Katherine Shirtcliffe - Teach English and Other Subjects in Peru
Peru - My Story
Before jetting-off to Peru I was anxious and nervous, but I needn't have been as I loved Peru and I wouldn't have changed my time there for the world.
I lived in the small town Urubamba, in the Sacred Valley of Peru. The valley is steeped in history and culture and the locals are proud of their Inca heritage. Everyone is warm and welcoming and life appears to be laid back and carefree. Celebrations in the valley combine the Spanish and Inca traditions, which provide many excuses for partying. Seeing how happy everyone is almost convinces you that people in the valley have no problems, it is only when speaking to them that you realise how much they want the help of volunteers. Volunteers help to teach the local children English, offering them a chance of a better future.
For my placement I assisted in a kindergarten school. Because I didn't speak Spanish I was worried about how I was going to communicate with the children, but their enthusiasm, interest and persistence to get to know me made me ditch my fears and gave me the confidence I needed to interact with them. Knowing just a few key Spanish words and phrases can go a long way and what you can't say can be overcome by actions, games and songs.
Learning to Speak Spanish was the biggest challenge, yet it was one that I thrived upon. In school I was always bad at languages, but living in an environment where I needed to learn another language in order to be able to communicate and driven by the frustration of not being able to say what I wanted encouraged me to learn the lingo.
The Sacred Valley is a bizarre mix of the developed and the developing world, growing rapidly in the age of mass communication. While some locals wear traditional dress (which often consisted of big puffy skirts, long socks, a top hat and their hair platted in pig-tails) others are dressed just like you and me. While one man walks his donkey or cow along the roadside another can be found listening to Eminem on the radio. The family I lived with had tar palling for the dining room roof, a tinned roof for the kitchen, the bathroom was at the bottom of the garden and all clothes were washed by hand. However, they had three TVs, a DVD player, a stereo system and a beautiful garden with a small swimming pool. Like I said it was a bizarre mix, yet one I quite liked.

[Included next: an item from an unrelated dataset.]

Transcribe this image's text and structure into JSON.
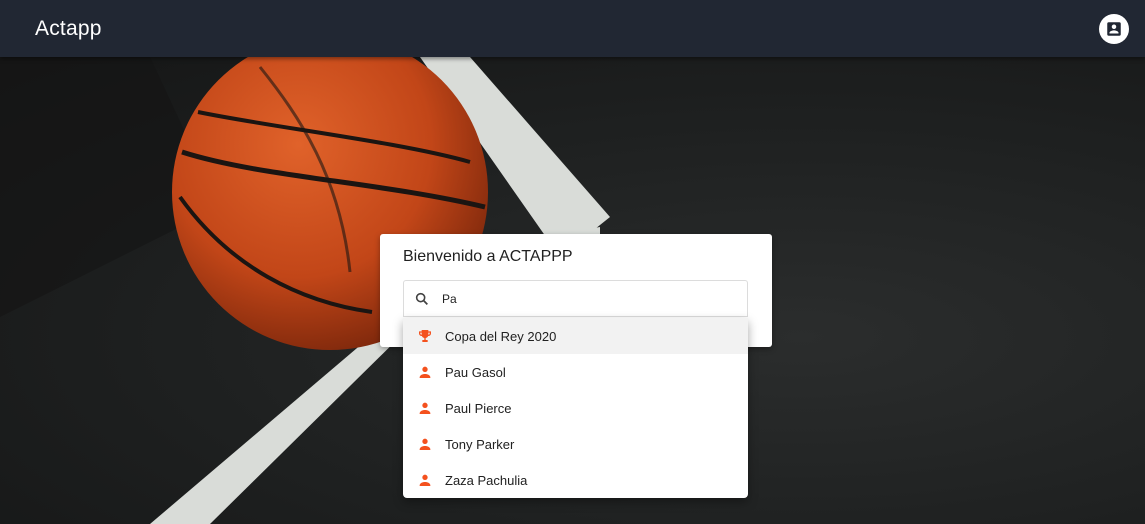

I'm not going to lie, the showers and toilets aren't the best and it's no five star accommodation, but they're just little things, which are nothing in comparison to what you get in return. And more to the point how much fun would it be if it were some package holiday? Projects Abroad is about getting your hands dirty, getting involved and experiencing something different from the norm.
Being able to wake up and stare out at the Andes each morning was just an incredible sight and it gave me a thirst to explore. And what is great about Peru is that if you want to take-off into the mountains for a weekend you can. A chance for adventure and discovery is right there on your doorstep. One weekend you can be thick in the hustle and bustle of city life, learning to salsa while standing on the tables and bar tops and the next you can feel like you're a million miles away from it all.
I have a lot I could tell you about my time in Peru; horseback riding around the ruins, the four-day hike to Machu Picchu - including the nights entertainment of dancing with the porters as they sang in Spanish and Quechua. One time in particular that stands out is when a couple of volunteers and I got lost in the mountains. After wading through streams and climbing through the thick growth we soon realised that we had taken a wrong turn. We tried to retrace our steps but the light was fading fast. Luckily, we bumped into two local children who lived in the mountains. They were extremely excited to see us and were more than willing to come to our rescue. They led us through the mountains to where they camped and offered us a spot to pitch our tents. One of the boys cast a little net into a nearby river and caught a fish for us to eat. I was overwhelmed by their hospitality and at how eager they were to help us.
I loved the language, the people and their attitude towards life. It was an amazing experience in which I had many adventures that I long to relive.